# Is electron volt an alternate unit for electric potential? [closed]

My question is: Can an electron volt be considered an alternate unit for electric potential?

## closed as off-topic by Dilaton, twistor59, Waffle's Crazy Peanut, user1504, ManishearthJul 12 '13 at 5:59

• This question does not appear to be about physics within the scope defined in the help center.
If this question can be reworded to fit the rules in the help center, please edit the question.

• No, it is a unit of energy en.wikipedia.org/wiki/Electronvolt – Michael Brown Jul 11 '13 at 1:18
• @Michael that should be an answer – David Z Jul 11 '13 at 3:40
• @DavidZaslavsky An answer which is just a link? – Michael Brown Jul 11 '13 at 4:06
• It's not just a link. Even without the link, you said the eV is a unit of energy, which answers the question. – David Z Jul 11 '13 at 4:17
• This question appears to be off-topic because it can be answered easily by means of an internet search – twistor59 Jul 11 '13 at 12:35

No. The electronvolt is a unit of energy.

It is defined as the energy gained/lost by an electron when it passes through a potential difference of 1 volt. Hence the name electronvolt. Its symbol is $eV$.

It is equal to about $1.6 × 10^{-19} J$.

It is used frequently while solving problems relating to tiny charges - like electrons and protons, etc. because it becomes easier to solve problems by calculating with numbers like $5eV$ rather than with $0.0000000000000000008J$ (which is the value of $5eV$ in joules).

Note that it is not an SI unit.

The SI unit of electric potential is a Volt, which is equivalent to a Joule per Coulomb. So for an electron-volt to be used in a unit for electric potential it will need to be divided by some unit for electric charge: $eV/C$ or something like that. I am not aware if such a unit exists in systems outside SI.

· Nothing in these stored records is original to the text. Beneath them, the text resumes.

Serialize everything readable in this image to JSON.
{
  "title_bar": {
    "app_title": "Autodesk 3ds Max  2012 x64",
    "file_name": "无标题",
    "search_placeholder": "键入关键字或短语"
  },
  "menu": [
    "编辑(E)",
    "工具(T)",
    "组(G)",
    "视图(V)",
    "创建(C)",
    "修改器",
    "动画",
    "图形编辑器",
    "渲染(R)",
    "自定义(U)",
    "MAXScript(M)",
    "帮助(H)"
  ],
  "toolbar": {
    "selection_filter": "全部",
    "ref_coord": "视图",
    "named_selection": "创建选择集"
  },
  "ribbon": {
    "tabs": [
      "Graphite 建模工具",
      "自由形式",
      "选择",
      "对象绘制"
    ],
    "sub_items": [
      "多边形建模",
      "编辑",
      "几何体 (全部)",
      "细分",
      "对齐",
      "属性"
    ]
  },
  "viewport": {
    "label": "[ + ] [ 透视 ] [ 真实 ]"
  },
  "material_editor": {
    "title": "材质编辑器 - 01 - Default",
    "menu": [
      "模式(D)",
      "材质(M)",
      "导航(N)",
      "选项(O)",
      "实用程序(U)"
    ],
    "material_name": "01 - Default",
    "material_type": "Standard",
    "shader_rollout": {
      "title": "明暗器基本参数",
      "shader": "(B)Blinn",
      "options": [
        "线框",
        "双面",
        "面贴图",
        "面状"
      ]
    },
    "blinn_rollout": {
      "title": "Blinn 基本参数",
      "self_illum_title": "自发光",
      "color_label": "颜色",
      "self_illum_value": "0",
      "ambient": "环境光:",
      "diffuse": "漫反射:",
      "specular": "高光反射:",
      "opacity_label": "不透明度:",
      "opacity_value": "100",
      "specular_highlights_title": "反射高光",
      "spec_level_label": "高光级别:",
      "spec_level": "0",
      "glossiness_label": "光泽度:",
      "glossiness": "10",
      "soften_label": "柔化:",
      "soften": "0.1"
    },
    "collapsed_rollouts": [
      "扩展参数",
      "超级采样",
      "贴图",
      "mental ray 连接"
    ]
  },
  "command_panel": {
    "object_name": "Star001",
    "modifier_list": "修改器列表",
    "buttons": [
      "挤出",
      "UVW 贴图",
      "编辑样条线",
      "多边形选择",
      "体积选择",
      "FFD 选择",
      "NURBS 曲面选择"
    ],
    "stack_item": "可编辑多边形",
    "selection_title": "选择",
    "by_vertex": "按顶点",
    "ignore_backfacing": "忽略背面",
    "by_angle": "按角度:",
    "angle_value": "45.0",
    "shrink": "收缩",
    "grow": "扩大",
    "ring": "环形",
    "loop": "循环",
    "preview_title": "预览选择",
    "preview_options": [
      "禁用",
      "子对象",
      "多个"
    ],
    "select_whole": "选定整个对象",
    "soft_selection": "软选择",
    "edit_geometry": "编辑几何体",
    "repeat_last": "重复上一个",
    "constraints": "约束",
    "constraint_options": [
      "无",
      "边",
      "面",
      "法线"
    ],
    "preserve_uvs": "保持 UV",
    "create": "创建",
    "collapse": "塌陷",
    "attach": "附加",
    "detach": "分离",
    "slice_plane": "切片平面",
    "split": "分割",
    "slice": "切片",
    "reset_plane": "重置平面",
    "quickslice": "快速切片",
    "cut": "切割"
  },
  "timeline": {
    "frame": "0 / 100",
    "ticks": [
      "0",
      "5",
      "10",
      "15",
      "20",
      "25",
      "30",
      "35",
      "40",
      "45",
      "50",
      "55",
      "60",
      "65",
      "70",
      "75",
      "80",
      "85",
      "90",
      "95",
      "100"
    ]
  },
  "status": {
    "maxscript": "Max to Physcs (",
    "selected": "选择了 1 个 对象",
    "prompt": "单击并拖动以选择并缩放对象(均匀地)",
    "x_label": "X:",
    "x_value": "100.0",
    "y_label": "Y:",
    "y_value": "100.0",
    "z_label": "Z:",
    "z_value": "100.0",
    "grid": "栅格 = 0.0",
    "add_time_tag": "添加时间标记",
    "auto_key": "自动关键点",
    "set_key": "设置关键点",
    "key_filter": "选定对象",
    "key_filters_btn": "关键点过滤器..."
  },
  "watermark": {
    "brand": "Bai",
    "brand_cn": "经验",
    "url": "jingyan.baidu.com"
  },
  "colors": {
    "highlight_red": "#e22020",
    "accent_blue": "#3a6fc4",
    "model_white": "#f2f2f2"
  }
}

• I am not aware if such a unit exists in systems outside SI. The cgs unit is the statvolt. – Ben Crowell Jul 11 '13 at 4:32